> _REQUIREMENT_: The required result is a line count: how many lines in this data hold the word "JSON". Give only that.

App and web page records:
----

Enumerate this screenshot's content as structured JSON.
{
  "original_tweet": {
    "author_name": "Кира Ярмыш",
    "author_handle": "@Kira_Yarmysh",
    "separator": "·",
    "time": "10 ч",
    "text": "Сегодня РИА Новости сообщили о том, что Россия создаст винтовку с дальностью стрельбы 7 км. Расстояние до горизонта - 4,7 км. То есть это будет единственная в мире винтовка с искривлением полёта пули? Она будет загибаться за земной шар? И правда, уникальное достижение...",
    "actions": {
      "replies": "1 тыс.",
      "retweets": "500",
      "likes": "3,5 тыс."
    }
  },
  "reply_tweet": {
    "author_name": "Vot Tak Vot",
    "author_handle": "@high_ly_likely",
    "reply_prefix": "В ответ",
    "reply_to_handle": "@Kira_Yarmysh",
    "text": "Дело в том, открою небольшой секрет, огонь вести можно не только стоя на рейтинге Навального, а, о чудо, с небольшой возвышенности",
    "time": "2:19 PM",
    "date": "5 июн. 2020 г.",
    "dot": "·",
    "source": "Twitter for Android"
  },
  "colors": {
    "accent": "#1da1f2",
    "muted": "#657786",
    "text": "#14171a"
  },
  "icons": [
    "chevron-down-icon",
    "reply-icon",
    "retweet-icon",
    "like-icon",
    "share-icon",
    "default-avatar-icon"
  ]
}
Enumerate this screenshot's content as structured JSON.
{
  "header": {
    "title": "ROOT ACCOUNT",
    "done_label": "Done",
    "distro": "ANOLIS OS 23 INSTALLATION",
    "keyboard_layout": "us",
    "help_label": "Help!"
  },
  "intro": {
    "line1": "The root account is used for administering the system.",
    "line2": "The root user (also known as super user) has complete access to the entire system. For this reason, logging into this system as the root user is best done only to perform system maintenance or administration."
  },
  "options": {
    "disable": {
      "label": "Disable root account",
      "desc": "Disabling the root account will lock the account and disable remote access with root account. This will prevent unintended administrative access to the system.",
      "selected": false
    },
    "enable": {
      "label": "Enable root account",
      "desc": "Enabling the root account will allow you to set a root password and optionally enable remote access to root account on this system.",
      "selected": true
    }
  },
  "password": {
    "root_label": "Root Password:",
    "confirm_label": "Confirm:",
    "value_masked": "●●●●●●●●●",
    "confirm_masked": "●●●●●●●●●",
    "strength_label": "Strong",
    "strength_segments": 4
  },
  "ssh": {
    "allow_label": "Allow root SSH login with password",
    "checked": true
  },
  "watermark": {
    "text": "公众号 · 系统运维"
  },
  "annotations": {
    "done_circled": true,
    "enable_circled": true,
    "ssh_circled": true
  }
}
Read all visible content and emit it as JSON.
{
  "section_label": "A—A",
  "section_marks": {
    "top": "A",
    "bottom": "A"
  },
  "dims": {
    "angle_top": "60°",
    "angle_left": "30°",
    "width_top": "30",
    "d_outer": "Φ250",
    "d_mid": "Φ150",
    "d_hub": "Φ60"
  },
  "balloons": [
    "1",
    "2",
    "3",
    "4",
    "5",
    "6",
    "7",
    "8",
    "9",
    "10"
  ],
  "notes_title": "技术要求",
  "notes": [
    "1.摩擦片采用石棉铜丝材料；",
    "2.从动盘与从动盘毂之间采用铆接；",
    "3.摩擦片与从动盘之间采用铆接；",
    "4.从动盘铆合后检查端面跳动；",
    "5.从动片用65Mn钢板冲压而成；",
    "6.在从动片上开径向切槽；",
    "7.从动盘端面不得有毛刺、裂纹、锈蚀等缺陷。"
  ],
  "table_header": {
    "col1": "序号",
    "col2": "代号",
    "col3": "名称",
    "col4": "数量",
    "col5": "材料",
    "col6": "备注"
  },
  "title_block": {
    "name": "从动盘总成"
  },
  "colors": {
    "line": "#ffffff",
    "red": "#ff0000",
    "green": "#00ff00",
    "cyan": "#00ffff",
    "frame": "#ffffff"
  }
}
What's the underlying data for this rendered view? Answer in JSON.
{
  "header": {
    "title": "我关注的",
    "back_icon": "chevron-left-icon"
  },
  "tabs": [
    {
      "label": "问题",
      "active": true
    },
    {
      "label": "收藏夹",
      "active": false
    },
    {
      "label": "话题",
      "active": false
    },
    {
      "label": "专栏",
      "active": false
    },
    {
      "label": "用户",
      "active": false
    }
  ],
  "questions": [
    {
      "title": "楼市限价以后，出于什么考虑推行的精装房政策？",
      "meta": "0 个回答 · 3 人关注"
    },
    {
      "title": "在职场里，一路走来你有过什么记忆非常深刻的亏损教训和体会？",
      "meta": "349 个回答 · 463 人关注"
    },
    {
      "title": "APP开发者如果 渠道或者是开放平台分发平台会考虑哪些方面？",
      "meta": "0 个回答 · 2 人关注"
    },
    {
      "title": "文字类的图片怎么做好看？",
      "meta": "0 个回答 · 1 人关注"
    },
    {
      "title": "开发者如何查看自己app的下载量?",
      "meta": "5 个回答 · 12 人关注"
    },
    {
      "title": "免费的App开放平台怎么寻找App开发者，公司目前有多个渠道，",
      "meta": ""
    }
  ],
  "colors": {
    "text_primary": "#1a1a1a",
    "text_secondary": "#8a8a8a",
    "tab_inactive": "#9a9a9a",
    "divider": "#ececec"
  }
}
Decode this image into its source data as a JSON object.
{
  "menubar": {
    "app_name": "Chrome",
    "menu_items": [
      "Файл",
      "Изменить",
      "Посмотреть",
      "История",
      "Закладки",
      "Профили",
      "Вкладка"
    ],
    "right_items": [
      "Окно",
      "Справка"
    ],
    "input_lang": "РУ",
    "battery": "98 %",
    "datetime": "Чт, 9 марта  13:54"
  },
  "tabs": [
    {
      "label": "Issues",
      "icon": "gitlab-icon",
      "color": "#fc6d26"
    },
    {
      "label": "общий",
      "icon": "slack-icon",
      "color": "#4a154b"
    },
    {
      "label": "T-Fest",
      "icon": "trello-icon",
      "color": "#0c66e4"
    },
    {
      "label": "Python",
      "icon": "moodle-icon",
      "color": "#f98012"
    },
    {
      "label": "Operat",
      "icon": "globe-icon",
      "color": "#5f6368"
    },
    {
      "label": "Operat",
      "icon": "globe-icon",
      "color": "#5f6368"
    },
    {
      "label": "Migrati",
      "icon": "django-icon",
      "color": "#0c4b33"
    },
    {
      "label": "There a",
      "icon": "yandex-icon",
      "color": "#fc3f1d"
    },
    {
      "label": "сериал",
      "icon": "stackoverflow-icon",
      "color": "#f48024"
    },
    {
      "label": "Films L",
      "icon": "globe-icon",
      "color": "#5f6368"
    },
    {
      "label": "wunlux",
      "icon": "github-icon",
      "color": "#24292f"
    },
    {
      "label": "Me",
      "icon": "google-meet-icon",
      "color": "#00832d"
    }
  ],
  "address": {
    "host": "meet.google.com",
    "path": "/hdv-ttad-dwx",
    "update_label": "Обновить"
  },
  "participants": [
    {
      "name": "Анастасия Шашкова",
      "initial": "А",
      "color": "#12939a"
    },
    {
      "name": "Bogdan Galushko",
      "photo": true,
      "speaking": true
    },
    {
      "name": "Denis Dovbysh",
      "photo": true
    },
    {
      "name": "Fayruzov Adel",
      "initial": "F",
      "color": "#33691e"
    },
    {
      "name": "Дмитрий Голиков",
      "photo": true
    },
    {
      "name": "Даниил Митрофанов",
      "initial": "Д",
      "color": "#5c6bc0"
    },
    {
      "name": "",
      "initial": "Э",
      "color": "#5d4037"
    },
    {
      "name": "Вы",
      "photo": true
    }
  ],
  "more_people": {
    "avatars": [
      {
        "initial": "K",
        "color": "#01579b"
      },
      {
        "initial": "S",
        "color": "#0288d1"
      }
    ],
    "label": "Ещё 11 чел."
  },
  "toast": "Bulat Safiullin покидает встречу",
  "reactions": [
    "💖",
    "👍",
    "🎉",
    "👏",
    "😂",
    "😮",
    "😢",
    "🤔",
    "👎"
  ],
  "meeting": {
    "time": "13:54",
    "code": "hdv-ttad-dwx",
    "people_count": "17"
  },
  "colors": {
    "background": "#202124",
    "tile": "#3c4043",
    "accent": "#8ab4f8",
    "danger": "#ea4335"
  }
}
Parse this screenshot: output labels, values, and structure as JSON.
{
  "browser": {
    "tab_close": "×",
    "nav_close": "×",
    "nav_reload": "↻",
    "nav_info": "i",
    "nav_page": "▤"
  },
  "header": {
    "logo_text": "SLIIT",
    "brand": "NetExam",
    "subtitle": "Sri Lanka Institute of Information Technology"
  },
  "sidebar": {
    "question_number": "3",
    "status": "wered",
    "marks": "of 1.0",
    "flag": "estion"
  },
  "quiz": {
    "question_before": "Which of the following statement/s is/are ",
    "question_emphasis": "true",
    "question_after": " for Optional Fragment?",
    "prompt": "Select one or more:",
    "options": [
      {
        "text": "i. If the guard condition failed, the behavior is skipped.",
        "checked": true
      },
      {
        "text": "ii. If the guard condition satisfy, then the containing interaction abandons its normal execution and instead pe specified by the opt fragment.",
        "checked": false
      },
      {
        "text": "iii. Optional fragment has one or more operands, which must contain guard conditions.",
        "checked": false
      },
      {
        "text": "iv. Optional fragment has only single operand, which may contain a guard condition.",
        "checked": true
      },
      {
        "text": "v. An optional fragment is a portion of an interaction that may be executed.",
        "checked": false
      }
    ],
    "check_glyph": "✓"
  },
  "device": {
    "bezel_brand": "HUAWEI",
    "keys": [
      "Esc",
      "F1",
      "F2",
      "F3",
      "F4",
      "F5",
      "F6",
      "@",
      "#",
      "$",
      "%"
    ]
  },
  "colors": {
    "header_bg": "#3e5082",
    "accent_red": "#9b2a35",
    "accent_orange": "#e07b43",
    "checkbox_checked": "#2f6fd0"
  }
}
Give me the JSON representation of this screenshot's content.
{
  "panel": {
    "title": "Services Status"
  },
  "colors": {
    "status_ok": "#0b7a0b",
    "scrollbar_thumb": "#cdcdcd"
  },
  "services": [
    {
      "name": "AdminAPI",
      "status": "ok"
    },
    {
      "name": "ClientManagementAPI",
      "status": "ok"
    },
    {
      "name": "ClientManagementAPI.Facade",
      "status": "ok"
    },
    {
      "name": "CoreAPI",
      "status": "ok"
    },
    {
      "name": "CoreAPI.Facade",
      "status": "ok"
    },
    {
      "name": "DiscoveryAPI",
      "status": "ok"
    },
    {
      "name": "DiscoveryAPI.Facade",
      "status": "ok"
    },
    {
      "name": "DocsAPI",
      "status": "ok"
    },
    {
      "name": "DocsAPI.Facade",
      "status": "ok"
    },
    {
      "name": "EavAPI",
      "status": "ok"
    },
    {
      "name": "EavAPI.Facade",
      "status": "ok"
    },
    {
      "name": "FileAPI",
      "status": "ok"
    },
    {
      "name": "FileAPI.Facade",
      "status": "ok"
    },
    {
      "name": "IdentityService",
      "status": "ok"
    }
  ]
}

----

> _SOLUTION TO THE PROBLEM_: 7